Claims Spotlight: Queensland joinery business
The client suffered damage to their building, plant and equipment following heavy rain. Although the company mitigated their loss through activating their business continuity plan and operating out of their head office factory interstate, they experienced a significant interruption to their business.
Loss adjusters and insurers determined that the cause of the loss was flood and imposed a flood sub-limit ($250k).
Marsh worked with the client and other experts to review the claim and successfully advocated that the source of the damage was water runoff, not flood. (i.e. the cause was storm damage.) The insurer subsequently reversed their decision, confirmed indemnity and agreed to pay the claim.
In addition to the claim payout for physical damage, we also helped the insured recover Loss of Insurance Gross Profit and Increased and Additional Costs. This included their cost for additional transport, additional overtime (payroll) and temporary relocation of staff in order to continue operating from their alternative facility.
The costs of preparing the claim and advocating on behalf of the insured was included in the claim and recovered from insurers under the Claims Preparation coverage.
Successful turnaround of a declined claim and maximisation of the value of the client’s insurance policy to a value exceeding $5m, which allowed the client to continue to operate and rebuild their business.
To learn about how organisations can prepare for floods and adverse weather events, read Marsh’s La Niña Risk Management and Mitigation Briefing Paper and our blog Where is my La Niña flood risk exposure?
Need help now?
If you have been impacted by the recent floods and need assistance with a claim, please contact your Marsh representative or contact us here.
This document and any recommendations, analysis, or advice provided by Marsh (collectively, the ‘Marsh Analysis’) provide a general overview, are not intended to be taken as advice regarding any individual situation and should not be relied upon as such. Except as may be set forth in an agreement between you and Marsh, Marsh shall have no obligation to update the Marsh Analysis and shall have no liability to you or any other party with regard to the Marsh Analysis.
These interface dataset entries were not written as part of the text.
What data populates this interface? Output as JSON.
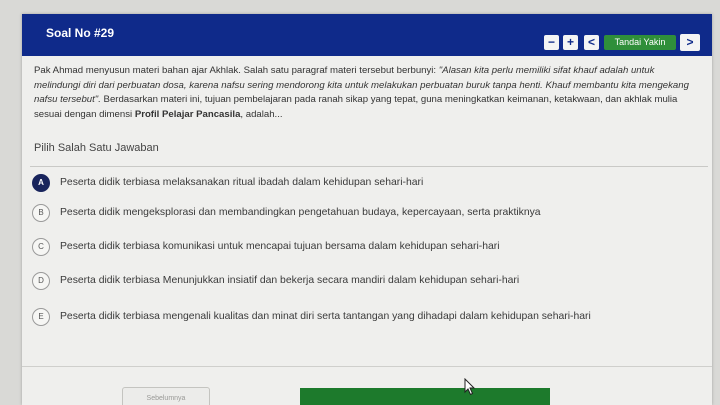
{
  "header": {
    "title": "Soal No #29",
    "minus_label": "−",
    "plus_label": "+",
    "prev_label": "<",
    "flag_label": "Tandai Yakin",
    "next_label": ">"
  },
  "question": {
    "intro": "Pak Ahmad menyusun materi bahan ajar Akhlak. Salah satu paragraf materi tersebut berbunyi: ",
    "quote_a": "\"Alasan kita perlu memiliki sifat",
    "quote_b": " khauf adalah untuk melindungi diri dari perbuatan dosa, karena nafsu sering mendorong kita untuk melakukan perbuatan buruk",
    "quote_c": " tanpa henti. Khauf membantu kita mengekang nafsu tersebut\".",
    "rest": " Berdasarkan materi ini, tujuan pembelajaran pada ranah sikap yang tepat, guna meningkatkan keimanan, ketakwaan, dan akhlak mulia sesuai dengan dimensi ",
    "bold_term": "Profil Pelajar Pancasila",
    "ending": ", adalah..."
  },
  "prompt": "Pilih Salah Satu Jawaban",
  "options": [
    {
      "letter": "A",
      "text": "Peserta didik terbiasa melaksanakan ritual ibadah dalam kehidupan sehari-hari"
    },
    {
      "letter": "B",
      "text": "Peserta didik mengeksplorasi dan membandingkan pengetahuan budaya, kepercayaan, serta praktiknya"
    },
    {
      "letter": "C",
      "text": "Peserta didik terbiasa komunikasi untuk mencapai tujuan bersama dalam kehidupan sehari-hari"
    },
    {
      "letter": "D",
      "text": "Peserta didik terbiasa Menunjukkan insiatif dan bekerja secara mandiri dalam kehidupan sehari-hari"
    },
    {
      "letter": "E",
      "text": "Peserta didik terbiasa mengenali kualitas dan minat diri serta tantangan yang dihadapi dalam kehidupan sehari-hari"
    }
  ],
  "selected_option": "A",
  "footer": {
    "button_label": "Sebelumnya"
  },
  "colors": {
    "header_bg": "#0f2a8a",
    "flag_bg": "#2f8f3a",
    "selected_badge": "#18245c"
  }
}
Marsh makes no representation or warranty concerning the application of policy wordings. Insureds should consult their insurance and/or legal advisors regarding specific coverage or claims issues. Insurance coverage is subject to the terms, conditions, and exclusions of the applicable individual policies.